The new funding will allow the Bogside and Brandywell Health Forum to develop a three-year project for adults working alongside 60 GP practices in partnership with the Healthy Living Centre Alliance and the five health and social care trusts.

'Don't know where else to go'

The project will employ three 'social prescribers' working with GPs across Northern Ireland.

The GP will refer the patient to the social prescriber, who will then contact the patient to talk to them about what they need and then refer them to the relevant community activity.

Seamus Ward, general manager of Bogside and Brandywell Health Forum, said there is no medical intervention for people who are lonely or isolated, but being part of a community can help.

He said social prescribing acts as a link between the health service and the community and provides care and support for people that goes beyond medication.

"Many GPs have patients who are making regular unnecessary appointments because they don't know where else to go.

Image source, Big Lottery Fund
Image caption,
Ena Kerr with her dog Daisy and daughter Lynda Meenan

"So we are taking the pressure off the GPs and making more time for them to see people who need medical care," he added.

Derry woman Ena Kerr, 77, regularly attended her GP surgery until she was referred to the pilot project in January.

She now attends classes every week in her community and has only visited the GP once since then.

'Less lonely'

"I was a regular at my GP, it was one of my only motivations to get out - the GP, the chemist and the food shop," she said.

"To help me feel less lonely and get me active my GP recommended that I get involved with some classes provided by Bogside and Brandywell Health Forum.

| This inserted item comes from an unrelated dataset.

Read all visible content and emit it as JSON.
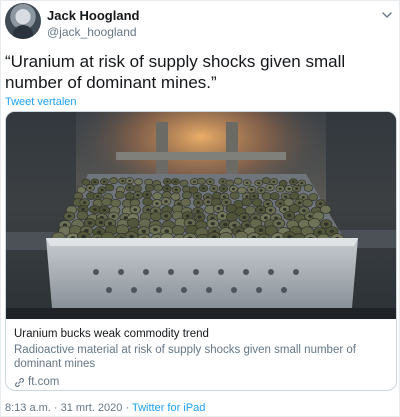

"It's now the highlight of my week.

"Not only am I happier and more confident, but my health is improving too," she added.